Photo courtesy of the Hayworth Theatre


Just Imagine—The Legend Returns

Written by Steve Altman and Tim Piper
Directed by Steve Altman
Starring Tim Piper
Hayworth Theatre, Los Angeles
March 5-April 24, 2011

It was a hard day’s night for Tim Piper in the Hayworth Theatre’s revival of “Just Imagine—The Legend Returns” and everyone in attendance was both the happier and sadder for it.

The show is a two-hour reprise of John Lennon’s life and music, complete with 20 or 30 Beatles songs interleaved (see video clip below), with Piper, as Lennon, talking off-handedly about this Beatle’s early, unhappy childhood in Liverpool; his troubled school years; his marriage to Cynthia Powell and indifference to Julian, their son; his match-ups with Stu Sutcliffe, Paul McCartney, George Harrison, Pete Best and Ringo Starr and their larval stage [The Quarrymen] before emerging as butterflies [i.e., The Beatles]; the management of Brian Epstein; the transition from live concerts to recording studio artists; the band’s break-up in 1980 and subsequent on-again/off-again relations with McCartney [“he was extra-virgin olive oil,” Piper quoted Lennon, “and I was the vinegar”] and Harrison; his druggy years; his Los Angeles exile and May Pang; and, finally, his redemption with Yoko Ono and their son, Sean.

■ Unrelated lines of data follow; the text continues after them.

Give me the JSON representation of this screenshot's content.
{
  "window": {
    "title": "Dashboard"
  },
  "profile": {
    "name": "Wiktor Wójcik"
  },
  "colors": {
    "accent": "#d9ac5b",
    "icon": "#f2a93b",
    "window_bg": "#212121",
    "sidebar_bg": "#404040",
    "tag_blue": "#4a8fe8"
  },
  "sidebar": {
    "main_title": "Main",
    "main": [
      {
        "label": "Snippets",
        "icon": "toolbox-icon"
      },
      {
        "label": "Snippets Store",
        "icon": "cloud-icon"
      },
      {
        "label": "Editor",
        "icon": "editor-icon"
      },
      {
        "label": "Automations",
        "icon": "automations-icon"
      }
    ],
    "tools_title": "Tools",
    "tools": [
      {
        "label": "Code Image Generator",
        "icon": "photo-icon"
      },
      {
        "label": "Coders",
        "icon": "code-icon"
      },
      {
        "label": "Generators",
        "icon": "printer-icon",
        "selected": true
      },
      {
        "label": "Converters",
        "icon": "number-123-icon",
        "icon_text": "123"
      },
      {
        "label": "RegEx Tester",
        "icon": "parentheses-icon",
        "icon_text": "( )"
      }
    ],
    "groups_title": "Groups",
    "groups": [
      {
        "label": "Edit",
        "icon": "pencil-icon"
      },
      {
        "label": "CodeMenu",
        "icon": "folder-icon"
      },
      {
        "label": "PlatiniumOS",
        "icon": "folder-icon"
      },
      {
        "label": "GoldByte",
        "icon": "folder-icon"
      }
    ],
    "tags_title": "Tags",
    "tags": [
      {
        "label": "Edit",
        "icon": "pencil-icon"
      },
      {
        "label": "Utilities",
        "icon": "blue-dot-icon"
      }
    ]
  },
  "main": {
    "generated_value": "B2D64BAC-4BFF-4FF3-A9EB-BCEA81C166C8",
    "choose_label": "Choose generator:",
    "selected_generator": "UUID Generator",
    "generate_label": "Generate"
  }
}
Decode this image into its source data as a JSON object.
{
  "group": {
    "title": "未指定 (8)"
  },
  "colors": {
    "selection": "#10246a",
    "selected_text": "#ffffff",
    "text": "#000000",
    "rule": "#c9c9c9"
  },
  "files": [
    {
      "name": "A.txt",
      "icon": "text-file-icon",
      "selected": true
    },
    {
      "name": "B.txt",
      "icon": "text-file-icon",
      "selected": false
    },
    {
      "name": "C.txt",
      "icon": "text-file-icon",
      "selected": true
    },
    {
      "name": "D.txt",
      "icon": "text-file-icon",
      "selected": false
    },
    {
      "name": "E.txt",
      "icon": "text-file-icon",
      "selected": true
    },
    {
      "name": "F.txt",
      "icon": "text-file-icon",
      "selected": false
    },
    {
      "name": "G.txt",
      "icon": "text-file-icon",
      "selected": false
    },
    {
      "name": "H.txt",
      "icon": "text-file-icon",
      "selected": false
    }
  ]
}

With a signature “mop-top” hairstyle and round granny glasses, Piper looks like Lennon, plays likes Lennon, sounds like Lennon and tries to bring Lennon back to life—just not exactly, as that old Hertz TV commercial would have it.

Lennon regarded the world with a detached, sardonic attitude. Piper doesn’t quite capture that; moreover, it was disconcerting when he would walk away from his open mike—the set resembles a recording studio, with a large projection screen at the back showing various clips and animation based on Lennon—to pick up a guitar or don one of the Beatles’ emblematic jackets, tossing comments casually over his shoulder in the act. Perhaps a few members of the audience close to the stage heard those asides; most did not.

A minor quibble, indeed, because “Just Imagine” is a concert not a drama and Piper—backed by his younger brother Greg Piper (bass guitar), Don Butler (lead guitar), Don Poncher (drums) and Morley Bartnoff (keyboard)—made that clear with hard-driving versions of “Revolution,” “Money (That’s What I Want),” “I’ve Got A Feeling,” “I Am the Walrus” and other up-tempo songs. The group also had Lennon’s softer side right in ballads like “Julia” and “Norwegian Wood.” Applause was loud and sustained after every piece; that was the “happy.”

The “sad” came at the end, as the house lights came up, the audience arose in standing ovation and Piper walked briskly offstage.

What? Hey, wait! What about Lennon’s iconic “Imagine”? You can’t have a show titled “Just Imagine” and not play … oh, OK. Here’s Piper back on stage, quickly changed from jeans and a T-shirt into a white suit, straight off the Abbey Road album, striding across the stage to the keyboard.

If any music of this era merits preservation in amber, like a Cretaceous fly, it is Imagine.” Piper played its haunting melody and wistful lyrics thoughtfully, even reverently: John Lennon deserves nothing less.